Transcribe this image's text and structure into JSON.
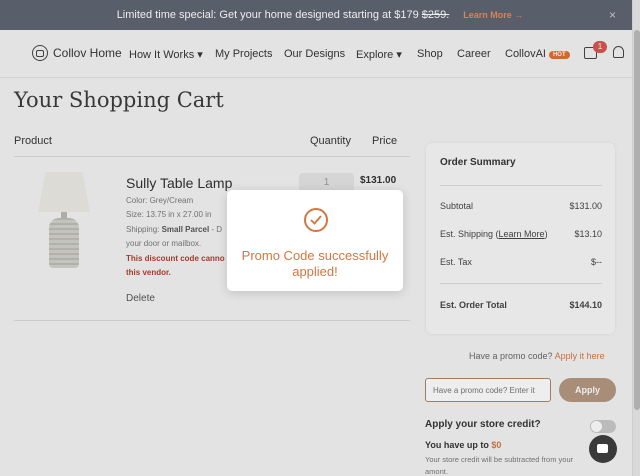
{
  "banner": {
    "text": "Limited time special: Get your home designed starting at $179",
    "old_price": "$259.",
    "cta": "Learn More →",
    "close": "×"
  },
  "nav": {
    "brand": "Collov Home",
    "items": [
      "How It Works ▾",
      "My Projects",
      "Our Designs",
      "Explore ▾",
      "Shop",
      "Career",
      "CollovAI"
    ],
    "hot_badge": "HOT",
    "cart_count": "1"
  },
  "page": {
    "title": "Your Shopping Cart"
  },
  "table": {
    "product": "Product",
    "quantity": "Quantity",
    "price": "Price"
  },
  "item": {
    "name": "Sully Table Lamp",
    "color": "Color: Grey/Cream",
    "size": "Size: 13.75 in x 27.00 in",
    "shipping_label": "Shipping:",
    "shipping_value": "Small Parcel",
    "shipping_rest": "- D",
    "shipping_line2": "your door or mailbox.",
    "warning1": "This discount code canno",
    "warning2": "this vendor.",
    "quantity": "1",
    "price": "$131.00",
    "delete": "Delete"
  },
  "summary": {
    "title": "Order Summary",
    "subtotal_label": "Subtotal",
    "subtotal": "$131.00",
    "shipping_label_pre": "Est. Shipping (",
    "shipping_link": "Learn More",
    "shipping_label_post": ")",
    "shipping": "$13.10",
    "tax_label": "Est. Tax",
    "tax": "$--",
    "total_label": "Est. Order Total",
    "total": "$144.10"
  },
  "promo": {
    "question": "Have a promo code?",
    "link": "Apply it here",
    "placeholder": "Have a promo code? Enter it",
    "apply": "Apply"
  },
  "credit": {
    "title": "Apply your store credit?",
    "amount_label": "You have up to",
    "amount": "$0",
    "note": "Your store credit will be subtracted from your amont."
  },
  "modal": {
    "message": "Promo Code successfully applied!"
  },
  "colors": {
    "accent": "#d3763f",
    "banner_bg": "#5d6470",
    "apply_btn": "#b4977f",
    "warning": "#b53a2d"
  },
  "icons": [
    "logo-icon",
    "cart-icon",
    "bell-icon",
    "check-icon",
    "chat-icon"
  ]
}
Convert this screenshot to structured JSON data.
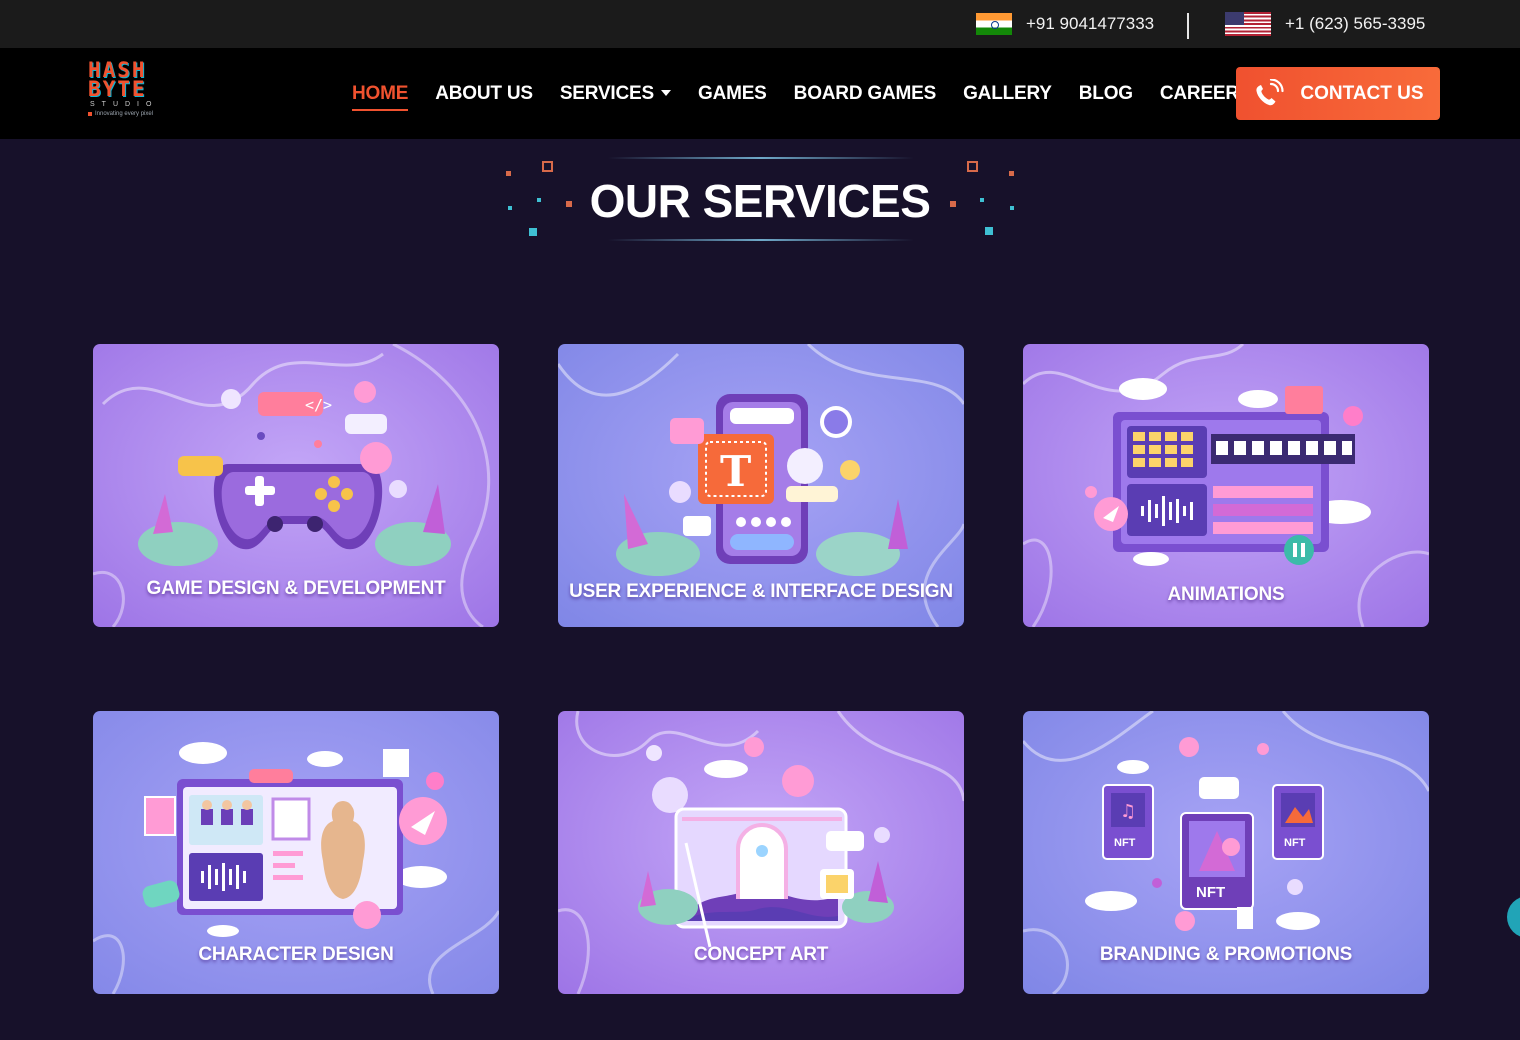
{
  "topbar": {
    "phone_india": "+91 9041477333",
    "phone_us": "+1 (623) 565-3395",
    "india_flag_icon": "india-flag-icon",
    "us_flag_icon": "us-flag-icon"
  },
  "brand": {
    "logo_line1": "HASH",
    "logo_line2": "BYTE",
    "logo_line3": "STUDIO",
    "tagline": "Innovating every pixel",
    "accent_color": "#f0522f",
    "background_color": "#17112a"
  },
  "nav": {
    "items": [
      {
        "label": "HOME",
        "active": true
      },
      {
        "label": "ABOUT US"
      },
      {
        "label": "SERVICES",
        "has_dropdown": true
      },
      {
        "label": "GAMES"
      },
      {
        "label": "BOARD GAMES"
      },
      {
        "label": "GALLERY"
      },
      {
        "label": "BLOG"
      },
      {
        "label": "CAREER"
      }
    ],
    "contact_label": "CONTACT US",
    "contact_icon": "phone-ringing-icon"
  },
  "section": {
    "heading": "OUR SERVICES"
  },
  "services": [
    {
      "title": "GAME DESIGN & DEVELOPMENT",
      "icon": "gamepad-illustration"
    },
    {
      "title": "USER EXPERIENCE & INTERFACE DESIGN",
      "icon": "mobile-ui-illustration"
    },
    {
      "title": "ANIMATIONS",
      "icon": "video-timeline-illustration"
    },
    {
      "title": "CHARACTER DESIGN",
      "icon": "character-model-illustration"
    },
    {
      "title": "CONCEPT ART",
      "icon": "art-canvas-illustration"
    },
    {
      "title": "BRANDING & PROMOTIONS",
      "icon": "nft-cards-illustration"
    }
  ]
}
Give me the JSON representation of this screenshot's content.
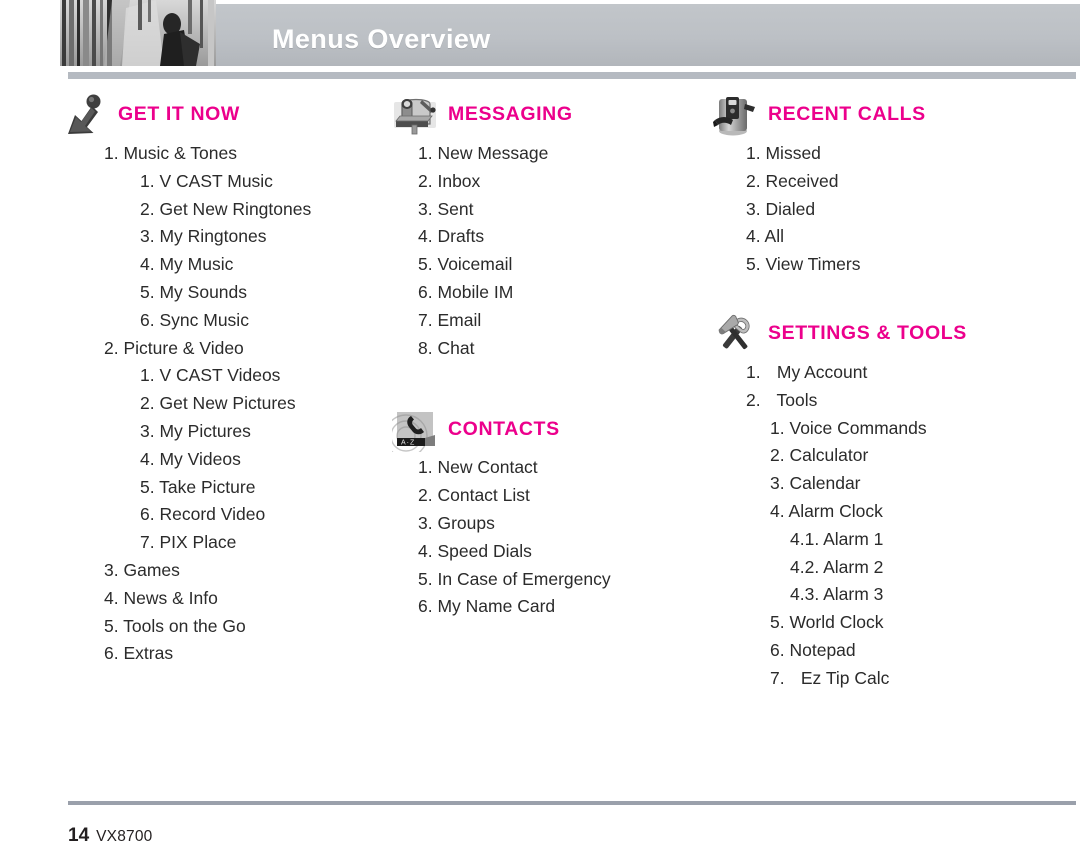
{
  "header": {
    "title": "Menus Overview",
    "photo_alt": "header-photo-strip"
  },
  "footer": {
    "page_number": "14",
    "model": "VX8700"
  },
  "colors": {
    "accent": "#ec008c",
    "header_band": "#bcc0c5",
    "rule": "#b5bac1",
    "text": "#2b2b2b"
  },
  "columns": [
    {
      "sections": [
        {
          "title": "GET IT NOW",
          "icon": "arrow-person-icon",
          "items": [
            {
              "level": 1,
              "num": "1.",
              "label": "Music & Tones"
            },
            {
              "level": 2,
              "num": "1.",
              "label": "V CAST Music"
            },
            {
              "level": 2,
              "num": "2.",
              "label": "Get New Ringtones"
            },
            {
              "level": 2,
              "num": "3.",
              "label": "My Ringtones"
            },
            {
              "level": 2,
              "num": "4.",
              "label": "My Music"
            },
            {
              "level": 2,
              "num": "5.",
              "label": "My Sounds"
            },
            {
              "level": 2,
              "num": "6.",
              "label": "Sync Music"
            },
            {
              "level": 1,
              "num": "2.",
              "label": "Picture & Video"
            },
            {
              "level": 2,
              "num": "1.",
              "label": "V CAST Videos"
            },
            {
              "level": 2,
              "num": "2.",
              "label": "Get New Pictures"
            },
            {
              "level": 2,
              "num": "3.",
              "label": "My Pictures"
            },
            {
              "level": 2,
              "num": "4.",
              "label": "My Videos"
            },
            {
              "level": 2,
              "num": "5.",
              "label": "Take Picture"
            },
            {
              "level": 2,
              "num": "6.",
              "label": "Record Video"
            },
            {
              "level": 2,
              "num": "7.",
              "label": "PIX Place"
            },
            {
              "level": 1,
              "num": "3.",
              "label": "Games"
            },
            {
              "level": 1,
              "num": "4.",
              "label": "News & Info"
            },
            {
              "level": 1,
              "num": "5.",
              "label": "Tools on the Go"
            },
            {
              "level": 1,
              "num": "6.",
              "label": "Extras"
            }
          ]
        }
      ]
    },
    {
      "sections": [
        {
          "title": "MESSAGING",
          "icon": "mailbox-icon",
          "items": [
            {
              "level": 1,
              "num": "1.",
              "label": "New Message"
            },
            {
              "level": 1,
              "num": "2.",
              "label": "Inbox"
            },
            {
              "level": 1,
              "num": "3.",
              "label": "Sent"
            },
            {
              "level": 1,
              "num": "4.",
              "label": "Drafts"
            },
            {
              "level": 1,
              "num": "5.",
              "label": "Voicemail"
            },
            {
              "level": 1,
              "num": "6.",
              "label": "Mobile IM"
            },
            {
              "level": 1,
              "num": "7.",
              "label": "Email"
            },
            {
              "level": 1,
              "num": "8.",
              "label": "Chat"
            }
          ]
        },
        {
          "title": "CONTACTS",
          "icon": "phone-handset-az-icon",
          "items": [
            {
              "level": 1,
              "num": "1.",
              "label": "New Contact"
            },
            {
              "level": 1,
              "num": "2.",
              "label": "Contact List"
            },
            {
              "level": 1,
              "num": "3.",
              "label": "Groups"
            },
            {
              "level": 1,
              "num": "4.",
              "label": "Speed Dials"
            },
            {
              "level": 1,
              "num": "5.",
              "label": "In Case of Emergency"
            },
            {
              "level": 1,
              "num": "6.",
              "label": "My Name Card"
            }
          ]
        }
      ]
    },
    {
      "sections": [
        {
          "title": "RECENT CALLS",
          "icon": "answering-machine-icon",
          "items": [
            {
              "level": 1,
              "num": "1.",
              "label": "Missed"
            },
            {
              "level": 1,
              "num": "2.",
              "label": "Received"
            },
            {
              "level": 1,
              "num": "3.",
              "label": "Dialed"
            },
            {
              "level": 1,
              "num": "4.",
              "label": "All"
            },
            {
              "level": 1,
              "num": "5.",
              "label": "View Timers"
            }
          ]
        },
        {
          "title": "SETTINGS & TOOLS",
          "icon": "wrench-hammer-icon",
          "items": [
            {
              "level": 1,
              "num": "1.",
              "label": "My Account",
              "wide": true
            },
            {
              "level": 1,
              "num": "2.",
              "label": "Tools",
              "wide": true
            },
            {
              "level": 2,
              "num": "1.",
              "label": "Voice Commands"
            },
            {
              "level": 2,
              "num": "2.",
              "label": "Calculator"
            },
            {
              "level": 2,
              "num": "3.",
              "label": "Calendar"
            },
            {
              "level": 2,
              "num": "4.",
              "label": "Alarm Clock"
            },
            {
              "level": 3,
              "num": "4.1.",
              "label": "Alarm 1"
            },
            {
              "level": 3,
              "num": "4.2.",
              "label": "Alarm 2"
            },
            {
              "level": 3,
              "num": "4.3.",
              "label": "Alarm 3"
            },
            {
              "level": 2,
              "num": "5.",
              "label": "World Clock"
            },
            {
              "level": 2,
              "num": "6.",
              "label": "Notepad"
            },
            {
              "level": 2,
              "num": "7.",
              "label": "Ez Tip Calc"
            }
          ]
        }
      ]
    }
  ]
}
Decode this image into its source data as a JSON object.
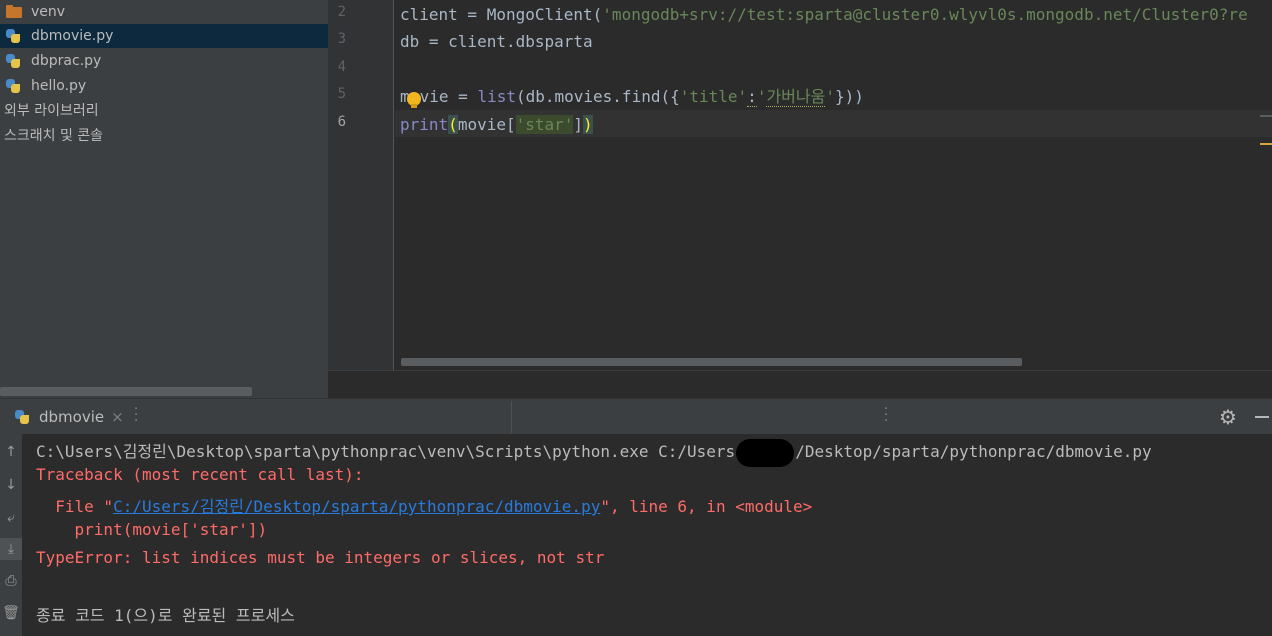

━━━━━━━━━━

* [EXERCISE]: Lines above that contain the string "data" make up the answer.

* [RESPONSE]:
Convert this screenshot to structured JSON data.
Decode this image into its source data as a JSON object.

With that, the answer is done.